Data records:
__________________________________________________

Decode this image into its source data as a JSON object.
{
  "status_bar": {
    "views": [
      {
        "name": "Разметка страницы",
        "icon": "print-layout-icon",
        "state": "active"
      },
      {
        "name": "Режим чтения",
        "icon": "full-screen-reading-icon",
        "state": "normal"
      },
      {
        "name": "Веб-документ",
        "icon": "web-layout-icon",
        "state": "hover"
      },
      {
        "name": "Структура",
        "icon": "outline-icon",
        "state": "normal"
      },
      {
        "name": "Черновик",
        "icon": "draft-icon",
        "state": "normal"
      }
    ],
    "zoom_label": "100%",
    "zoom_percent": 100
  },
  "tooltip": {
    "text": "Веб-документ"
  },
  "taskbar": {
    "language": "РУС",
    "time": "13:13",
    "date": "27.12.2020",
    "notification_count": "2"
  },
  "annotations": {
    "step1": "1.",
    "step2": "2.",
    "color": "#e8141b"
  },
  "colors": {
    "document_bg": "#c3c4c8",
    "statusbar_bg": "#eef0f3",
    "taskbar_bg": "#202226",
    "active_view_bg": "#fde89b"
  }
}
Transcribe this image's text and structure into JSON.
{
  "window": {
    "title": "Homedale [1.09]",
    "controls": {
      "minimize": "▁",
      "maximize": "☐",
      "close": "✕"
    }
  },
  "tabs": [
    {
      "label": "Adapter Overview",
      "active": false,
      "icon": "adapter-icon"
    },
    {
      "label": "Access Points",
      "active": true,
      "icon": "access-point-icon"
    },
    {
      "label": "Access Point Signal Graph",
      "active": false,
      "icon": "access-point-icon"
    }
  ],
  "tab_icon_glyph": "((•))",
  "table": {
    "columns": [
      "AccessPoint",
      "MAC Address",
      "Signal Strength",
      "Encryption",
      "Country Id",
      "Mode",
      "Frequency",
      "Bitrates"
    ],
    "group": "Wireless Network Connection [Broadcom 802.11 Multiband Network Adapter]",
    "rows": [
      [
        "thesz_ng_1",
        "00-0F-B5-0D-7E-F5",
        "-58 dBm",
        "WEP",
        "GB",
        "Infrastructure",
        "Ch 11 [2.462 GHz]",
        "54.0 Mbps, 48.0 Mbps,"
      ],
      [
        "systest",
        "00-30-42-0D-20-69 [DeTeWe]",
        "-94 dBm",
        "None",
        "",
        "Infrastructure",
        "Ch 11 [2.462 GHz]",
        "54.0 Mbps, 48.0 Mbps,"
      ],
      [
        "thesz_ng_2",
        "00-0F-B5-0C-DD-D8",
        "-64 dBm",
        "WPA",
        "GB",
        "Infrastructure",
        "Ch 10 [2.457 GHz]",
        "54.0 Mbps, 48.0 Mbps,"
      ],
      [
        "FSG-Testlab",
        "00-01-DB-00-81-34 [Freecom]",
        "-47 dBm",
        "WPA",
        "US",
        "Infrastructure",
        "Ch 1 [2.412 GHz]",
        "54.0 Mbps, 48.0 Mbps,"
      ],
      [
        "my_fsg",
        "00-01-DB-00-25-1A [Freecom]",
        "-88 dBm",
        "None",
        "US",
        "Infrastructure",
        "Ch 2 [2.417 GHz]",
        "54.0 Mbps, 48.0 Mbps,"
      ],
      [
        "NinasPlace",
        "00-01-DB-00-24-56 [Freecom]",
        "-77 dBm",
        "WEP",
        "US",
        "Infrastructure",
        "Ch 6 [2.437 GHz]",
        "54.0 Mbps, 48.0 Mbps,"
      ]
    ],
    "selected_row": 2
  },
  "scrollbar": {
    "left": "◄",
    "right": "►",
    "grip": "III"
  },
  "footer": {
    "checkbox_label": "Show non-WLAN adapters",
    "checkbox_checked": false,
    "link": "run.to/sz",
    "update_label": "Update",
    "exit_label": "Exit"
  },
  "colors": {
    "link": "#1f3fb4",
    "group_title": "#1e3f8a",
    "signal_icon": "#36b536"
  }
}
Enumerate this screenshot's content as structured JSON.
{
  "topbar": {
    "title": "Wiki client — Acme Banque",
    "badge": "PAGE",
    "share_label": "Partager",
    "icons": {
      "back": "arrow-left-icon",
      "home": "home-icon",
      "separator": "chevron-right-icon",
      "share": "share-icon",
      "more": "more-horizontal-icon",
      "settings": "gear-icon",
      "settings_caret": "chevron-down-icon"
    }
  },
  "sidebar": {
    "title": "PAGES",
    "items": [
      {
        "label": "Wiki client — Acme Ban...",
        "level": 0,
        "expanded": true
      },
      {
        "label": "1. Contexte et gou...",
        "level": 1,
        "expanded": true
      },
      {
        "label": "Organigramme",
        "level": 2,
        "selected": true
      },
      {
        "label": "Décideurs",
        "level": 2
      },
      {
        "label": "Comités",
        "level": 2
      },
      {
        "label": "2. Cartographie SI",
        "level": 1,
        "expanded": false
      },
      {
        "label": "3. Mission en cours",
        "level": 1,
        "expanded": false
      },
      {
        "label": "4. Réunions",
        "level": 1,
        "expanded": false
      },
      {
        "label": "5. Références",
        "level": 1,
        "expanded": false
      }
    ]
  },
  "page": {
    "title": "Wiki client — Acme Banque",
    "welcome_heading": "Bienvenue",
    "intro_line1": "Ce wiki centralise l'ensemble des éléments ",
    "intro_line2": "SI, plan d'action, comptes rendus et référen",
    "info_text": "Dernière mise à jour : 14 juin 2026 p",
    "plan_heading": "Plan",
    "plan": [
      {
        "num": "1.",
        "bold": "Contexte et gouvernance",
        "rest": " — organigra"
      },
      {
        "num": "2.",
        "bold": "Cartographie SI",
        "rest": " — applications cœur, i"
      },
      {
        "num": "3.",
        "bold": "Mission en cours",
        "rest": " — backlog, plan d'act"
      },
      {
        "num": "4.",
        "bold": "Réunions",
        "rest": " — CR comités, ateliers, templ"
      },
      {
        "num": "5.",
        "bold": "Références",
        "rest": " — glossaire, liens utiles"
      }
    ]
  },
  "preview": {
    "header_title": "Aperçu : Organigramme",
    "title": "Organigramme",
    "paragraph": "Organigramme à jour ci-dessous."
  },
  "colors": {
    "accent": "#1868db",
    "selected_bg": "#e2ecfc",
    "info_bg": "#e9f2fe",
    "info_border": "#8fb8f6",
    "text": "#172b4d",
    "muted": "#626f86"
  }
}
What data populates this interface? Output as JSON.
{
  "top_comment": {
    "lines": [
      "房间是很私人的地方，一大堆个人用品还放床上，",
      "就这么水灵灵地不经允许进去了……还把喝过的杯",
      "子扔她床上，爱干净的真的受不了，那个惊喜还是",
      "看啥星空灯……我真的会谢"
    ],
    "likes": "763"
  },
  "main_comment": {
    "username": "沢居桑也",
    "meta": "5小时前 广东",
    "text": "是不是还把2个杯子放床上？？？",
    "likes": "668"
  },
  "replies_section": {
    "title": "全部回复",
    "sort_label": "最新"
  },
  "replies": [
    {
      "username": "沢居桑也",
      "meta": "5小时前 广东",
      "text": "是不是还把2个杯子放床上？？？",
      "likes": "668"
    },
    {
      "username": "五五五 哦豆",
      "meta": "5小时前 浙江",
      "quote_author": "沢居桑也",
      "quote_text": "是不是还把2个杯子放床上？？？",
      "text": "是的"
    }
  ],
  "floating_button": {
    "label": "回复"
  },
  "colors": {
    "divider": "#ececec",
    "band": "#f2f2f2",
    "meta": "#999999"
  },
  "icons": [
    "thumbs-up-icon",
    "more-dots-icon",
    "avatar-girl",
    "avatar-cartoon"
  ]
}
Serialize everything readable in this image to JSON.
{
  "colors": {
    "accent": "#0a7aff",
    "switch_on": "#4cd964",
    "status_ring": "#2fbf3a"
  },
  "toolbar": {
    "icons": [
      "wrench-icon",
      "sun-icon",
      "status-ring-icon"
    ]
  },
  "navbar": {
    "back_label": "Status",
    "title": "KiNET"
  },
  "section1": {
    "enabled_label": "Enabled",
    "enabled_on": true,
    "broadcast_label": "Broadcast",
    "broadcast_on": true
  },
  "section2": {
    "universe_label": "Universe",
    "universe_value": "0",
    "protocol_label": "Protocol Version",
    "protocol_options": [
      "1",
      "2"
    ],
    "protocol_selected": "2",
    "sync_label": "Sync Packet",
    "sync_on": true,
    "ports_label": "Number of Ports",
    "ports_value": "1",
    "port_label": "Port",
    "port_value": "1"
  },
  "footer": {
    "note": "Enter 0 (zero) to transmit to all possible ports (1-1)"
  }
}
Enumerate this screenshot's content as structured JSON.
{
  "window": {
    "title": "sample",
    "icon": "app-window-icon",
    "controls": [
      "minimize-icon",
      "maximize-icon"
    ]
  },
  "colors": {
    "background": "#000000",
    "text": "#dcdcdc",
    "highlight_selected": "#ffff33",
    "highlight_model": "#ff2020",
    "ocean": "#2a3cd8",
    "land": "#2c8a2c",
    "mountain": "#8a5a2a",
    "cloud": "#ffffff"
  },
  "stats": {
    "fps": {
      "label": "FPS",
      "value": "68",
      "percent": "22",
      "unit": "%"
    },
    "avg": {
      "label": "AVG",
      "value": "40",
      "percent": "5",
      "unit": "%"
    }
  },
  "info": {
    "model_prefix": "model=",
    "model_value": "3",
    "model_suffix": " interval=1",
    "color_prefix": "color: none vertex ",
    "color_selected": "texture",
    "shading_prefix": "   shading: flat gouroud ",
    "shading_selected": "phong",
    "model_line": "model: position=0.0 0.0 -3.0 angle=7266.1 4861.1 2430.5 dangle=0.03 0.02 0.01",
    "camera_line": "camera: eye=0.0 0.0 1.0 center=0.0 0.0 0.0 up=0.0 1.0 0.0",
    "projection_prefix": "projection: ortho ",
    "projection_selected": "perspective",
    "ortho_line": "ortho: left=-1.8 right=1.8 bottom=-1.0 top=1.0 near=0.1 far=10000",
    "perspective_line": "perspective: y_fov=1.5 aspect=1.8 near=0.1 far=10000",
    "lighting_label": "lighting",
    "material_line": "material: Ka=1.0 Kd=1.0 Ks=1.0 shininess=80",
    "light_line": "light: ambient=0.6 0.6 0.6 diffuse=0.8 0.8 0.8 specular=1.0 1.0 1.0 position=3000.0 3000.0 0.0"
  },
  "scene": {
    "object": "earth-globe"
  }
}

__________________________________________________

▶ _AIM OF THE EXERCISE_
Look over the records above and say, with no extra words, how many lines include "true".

▶ _RESULT FOR THIS TASK_
7